Like everything Christmas-related, it’s easy to overdo panto; one more spoonful of sprouts, the second bowl of trifle; the 87th coloured tinsel on the Christmas Tree. Dick Whittington at the Hackney Empire was the Whingers’ third panto and to be honest, they were getting a bit over-tired and fractious.
Worse still, Phil had come down with an extreme case of man flu and only dragged himself down to the Hackney Empire because he was the one who had the tickets.
Now the Hackney Empire is a wonderful theatre and has many endearing qualities but these are easily outweighed by the fact that it is in Hackney. Or to be more specific, that it requires reaching it through transportation offered by the North London Line. Grudgingly offered.
This surely is the most miserable part of the London transport network. Three cars per train. Unreliable. Down at heel. Overcrowded.
And it’s curiously difficult to tell from the train which station you’re at. It’s almost as though places such as Canonbury and Dalston Kingsland were embarrassed to be on the North London Line and try not to publicise it too much.
Ken took it over and last month and re-branded it “London Overground” and it will form part of a “near orbital” route which will allow passengers to travel from Richmond to West Croydon. Via Hampstead Heath.
Anyway, Hackney Empire wasn’t going to come to the Whingers so the Whingers had to go to the Hackney Empire for what the critics assured us is London’s panto of the year.
It started promisingly, Phil having secured some rather curious seats at the back of the stalls which have little tables rather like – one imagines – a bingo hall (If Andrew bothered to read his £3 programme rather than just do the kids games which seem the requisite of panto programmes these days he’d realise it was in fact once a bingo hall). Very near the bar, too, and it would have made a marvellous surface for sitting wine-glasses upon. But Phil was so ill, the idea of alcohol made him queasy and Andrew took one look at Phil’s ill-humour and didn’t dare have one in case a quasi-“dog in a manger” situation reared its head.
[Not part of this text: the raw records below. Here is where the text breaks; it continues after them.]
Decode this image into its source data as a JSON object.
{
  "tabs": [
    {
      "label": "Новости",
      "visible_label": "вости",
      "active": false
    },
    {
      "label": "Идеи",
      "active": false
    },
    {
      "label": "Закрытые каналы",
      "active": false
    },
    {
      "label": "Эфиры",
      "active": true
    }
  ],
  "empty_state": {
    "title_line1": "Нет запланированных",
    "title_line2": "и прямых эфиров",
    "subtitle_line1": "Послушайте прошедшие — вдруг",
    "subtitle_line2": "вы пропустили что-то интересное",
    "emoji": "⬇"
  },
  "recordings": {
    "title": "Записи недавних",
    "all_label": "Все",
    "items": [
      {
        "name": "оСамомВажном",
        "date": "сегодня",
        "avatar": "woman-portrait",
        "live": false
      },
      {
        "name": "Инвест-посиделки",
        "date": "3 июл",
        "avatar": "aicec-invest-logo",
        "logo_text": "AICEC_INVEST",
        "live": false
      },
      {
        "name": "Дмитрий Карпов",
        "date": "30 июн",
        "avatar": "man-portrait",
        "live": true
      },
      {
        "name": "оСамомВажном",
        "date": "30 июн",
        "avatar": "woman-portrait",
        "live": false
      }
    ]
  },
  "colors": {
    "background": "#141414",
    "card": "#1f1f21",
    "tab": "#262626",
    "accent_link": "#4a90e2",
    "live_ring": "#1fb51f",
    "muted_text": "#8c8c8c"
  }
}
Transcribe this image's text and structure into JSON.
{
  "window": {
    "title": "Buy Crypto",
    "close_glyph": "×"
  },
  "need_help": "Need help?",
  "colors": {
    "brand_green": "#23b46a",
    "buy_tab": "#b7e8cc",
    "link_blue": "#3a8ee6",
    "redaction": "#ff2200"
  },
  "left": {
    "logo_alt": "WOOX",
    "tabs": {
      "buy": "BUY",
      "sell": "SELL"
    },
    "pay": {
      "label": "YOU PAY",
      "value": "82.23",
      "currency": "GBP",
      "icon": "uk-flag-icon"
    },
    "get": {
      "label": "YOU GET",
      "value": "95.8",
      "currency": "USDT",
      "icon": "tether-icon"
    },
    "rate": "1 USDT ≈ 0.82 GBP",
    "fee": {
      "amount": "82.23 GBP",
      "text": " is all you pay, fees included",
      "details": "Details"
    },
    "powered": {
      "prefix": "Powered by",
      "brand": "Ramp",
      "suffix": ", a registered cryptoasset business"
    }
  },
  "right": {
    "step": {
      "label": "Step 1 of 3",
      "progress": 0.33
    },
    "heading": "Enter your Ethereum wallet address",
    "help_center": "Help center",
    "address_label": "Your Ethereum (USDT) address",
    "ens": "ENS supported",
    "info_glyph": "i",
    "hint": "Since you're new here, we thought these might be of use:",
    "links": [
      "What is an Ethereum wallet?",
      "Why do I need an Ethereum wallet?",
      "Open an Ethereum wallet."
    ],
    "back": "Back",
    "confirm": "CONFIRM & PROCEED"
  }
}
Moods were not enhanced by the presence of many children at the 1pm Saturday matinee although they turned out to be considerably better behaved than the adults at the next table who talked through most of it.
To be frank, the Whingers don’t agree with the critics at all on this one and we can’t be bothered to say much about it. Gardner and Mountford must be made of sterner stuff than the Whingers. The first act alone was 90 minutes long – about 20 minutes longer than it needed to be. There were far too many different shouting-out requirements – for Idle Jack, for Sara, for Jack, for Alice – so many that Andrew couldn’t remember them all and kept calling out the wrong names.
And then there were the innumerable songs, most of which brought the action juddering to a halt. Only Clive Rowe‘s delicious rendition of “And I Am Telling You I’m Not Going” from Dreamgirls provoked any interest from the Whingers.
Ah, Clive Rowe. Is he officially a national treasure yet? He should be. Without him this panto would have been a complete washout. He’s absolutely at home in the pantomime dame role – genuinely funny and very self-assured in his ad-libbing. And, of course, he can sing like no-one else.
But really, no-one else made much impression apart from David Ashley (who was apparently in a commercial for Cadbury Roses) as King Rat – excellent, commanding and very scary judging by the child that was so terrified that her father had to carry her to the back of the stalls so that she could scream hysterically next to the Whingers.
Undoubtedly Dick Whittington is a better panto than the one we saw and certainly it is vastly superior to the Barbican’s effort.
But, for our money, there is only one panto in town this Christmas and it’s Cinderella at the Old Vic.
- Bless. Dick started a blog but it has only one entry and hasn’t been updated since 1st October. Lightweight.
- The programme (£3) comes with a set of coloured crayons as it’s interactive (join the dots and so on). This was unfortunate as Phil’s specialist is very strict on the matter of Phil being given access to yellow crayons.